The researchers found that the therapy group showed less discrepancy between self and ideal self after therapy than before, and they retained ahnost all those gains throughout the follow-up period. As expected the "normal" controls had a higher level of congruence than the therapy group at the beginning of the study, but in contrast to the therapy group, they showed almost no change hi congruence between self and self-ideal from the hiitial testing until the final follow-up.
In addition, the therapy group changed then self-concept more than they changed their perception of the ordinary person. This finding suggests that, although
Chapter 11 Rogers: Person-Centered Theory 331
clients showed little change in then notion of what the average person was like, they manifested marked change in their perceptions of self, hi other words, intellectual insight does not result hi psychological growth (Rudikoff, 1954).
Does therapy bring about noticeable changes in clients' behavior as perceived by close friends? Participants hi both the therapy and the control groups were asked to supply the experimenters with names of two intimate friends who would be in a position to judge overt behavioral changes.

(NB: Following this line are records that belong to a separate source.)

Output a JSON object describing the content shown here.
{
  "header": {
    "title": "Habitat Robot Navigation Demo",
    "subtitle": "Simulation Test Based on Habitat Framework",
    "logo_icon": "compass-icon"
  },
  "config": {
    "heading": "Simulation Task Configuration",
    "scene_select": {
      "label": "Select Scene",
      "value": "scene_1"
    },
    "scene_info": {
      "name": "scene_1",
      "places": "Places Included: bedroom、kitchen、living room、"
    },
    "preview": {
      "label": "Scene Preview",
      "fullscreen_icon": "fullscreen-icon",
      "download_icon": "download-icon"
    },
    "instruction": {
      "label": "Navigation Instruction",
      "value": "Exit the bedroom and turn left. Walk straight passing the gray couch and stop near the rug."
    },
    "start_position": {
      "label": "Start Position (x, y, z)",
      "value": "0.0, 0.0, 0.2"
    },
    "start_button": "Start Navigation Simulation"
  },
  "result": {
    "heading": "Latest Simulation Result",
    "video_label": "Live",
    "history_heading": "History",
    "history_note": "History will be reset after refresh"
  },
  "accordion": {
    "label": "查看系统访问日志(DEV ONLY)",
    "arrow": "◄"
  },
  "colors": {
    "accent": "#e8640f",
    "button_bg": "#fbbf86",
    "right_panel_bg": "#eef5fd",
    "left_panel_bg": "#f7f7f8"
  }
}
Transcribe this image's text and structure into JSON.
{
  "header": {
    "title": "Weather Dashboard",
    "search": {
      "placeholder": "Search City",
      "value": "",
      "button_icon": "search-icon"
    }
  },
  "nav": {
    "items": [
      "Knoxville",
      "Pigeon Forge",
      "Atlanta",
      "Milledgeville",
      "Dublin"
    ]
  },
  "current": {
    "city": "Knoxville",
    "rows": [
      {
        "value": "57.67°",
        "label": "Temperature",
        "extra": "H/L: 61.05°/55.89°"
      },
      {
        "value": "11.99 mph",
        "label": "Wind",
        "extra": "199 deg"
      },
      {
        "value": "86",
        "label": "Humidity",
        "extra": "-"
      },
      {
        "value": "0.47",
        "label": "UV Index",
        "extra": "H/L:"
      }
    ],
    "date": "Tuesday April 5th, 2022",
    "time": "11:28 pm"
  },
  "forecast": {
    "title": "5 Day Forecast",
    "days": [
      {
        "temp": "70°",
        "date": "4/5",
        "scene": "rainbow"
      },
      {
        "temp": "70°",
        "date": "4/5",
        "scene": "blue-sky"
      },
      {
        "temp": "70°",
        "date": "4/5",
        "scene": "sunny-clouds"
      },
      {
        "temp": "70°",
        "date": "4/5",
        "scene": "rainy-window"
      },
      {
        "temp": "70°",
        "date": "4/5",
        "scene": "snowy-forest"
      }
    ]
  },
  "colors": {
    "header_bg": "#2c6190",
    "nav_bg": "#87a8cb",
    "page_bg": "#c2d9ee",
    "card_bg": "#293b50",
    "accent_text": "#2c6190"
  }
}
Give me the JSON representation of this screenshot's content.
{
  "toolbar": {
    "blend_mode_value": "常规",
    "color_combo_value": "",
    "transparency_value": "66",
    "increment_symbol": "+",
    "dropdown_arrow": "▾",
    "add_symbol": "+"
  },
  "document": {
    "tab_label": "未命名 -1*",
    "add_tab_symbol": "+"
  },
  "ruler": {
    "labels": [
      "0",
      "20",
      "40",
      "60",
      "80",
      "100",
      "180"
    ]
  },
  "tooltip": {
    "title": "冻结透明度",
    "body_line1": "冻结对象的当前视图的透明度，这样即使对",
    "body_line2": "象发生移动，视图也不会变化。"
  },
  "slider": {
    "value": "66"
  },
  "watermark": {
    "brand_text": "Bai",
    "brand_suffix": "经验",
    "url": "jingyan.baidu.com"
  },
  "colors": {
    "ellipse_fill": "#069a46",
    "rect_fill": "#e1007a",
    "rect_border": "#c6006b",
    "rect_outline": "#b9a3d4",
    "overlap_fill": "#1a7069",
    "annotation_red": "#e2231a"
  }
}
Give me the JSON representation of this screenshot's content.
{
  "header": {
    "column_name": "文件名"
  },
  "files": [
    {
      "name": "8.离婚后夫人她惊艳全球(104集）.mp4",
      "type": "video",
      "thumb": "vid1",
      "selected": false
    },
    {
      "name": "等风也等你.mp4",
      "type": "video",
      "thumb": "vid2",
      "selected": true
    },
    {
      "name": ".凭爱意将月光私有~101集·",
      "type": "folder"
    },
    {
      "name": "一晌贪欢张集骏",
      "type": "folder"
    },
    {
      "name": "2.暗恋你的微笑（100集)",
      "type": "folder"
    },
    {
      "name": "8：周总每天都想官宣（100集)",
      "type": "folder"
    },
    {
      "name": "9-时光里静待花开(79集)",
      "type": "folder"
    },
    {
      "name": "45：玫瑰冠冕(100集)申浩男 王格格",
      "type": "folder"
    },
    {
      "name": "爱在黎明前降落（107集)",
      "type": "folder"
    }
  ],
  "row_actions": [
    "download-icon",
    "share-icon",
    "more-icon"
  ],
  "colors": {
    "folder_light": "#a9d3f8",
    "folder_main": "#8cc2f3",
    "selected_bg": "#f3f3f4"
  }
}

In general, the friends reported no significant behavioral changes in the clients from the pretherapy period to posttherapy. However, this global rathig of no change was due to a counterbalancing effect. Clients judged by then therapists as behig most improved received higher posttherapy maturity scores from their friends, whereas those rated as least improved received lower scores from their friends. Interestingly, before therapy, clients typically rated themselves less mature than then friends rated them, but as therapy progressed they began to rate themselves higher and therefore, more in agreement with their friends' ratings. Participants in the control group showed no changes throughout the study hi emotional maturity as judged by friends (Rogers & Dymond, 1954).
Was this article helpful?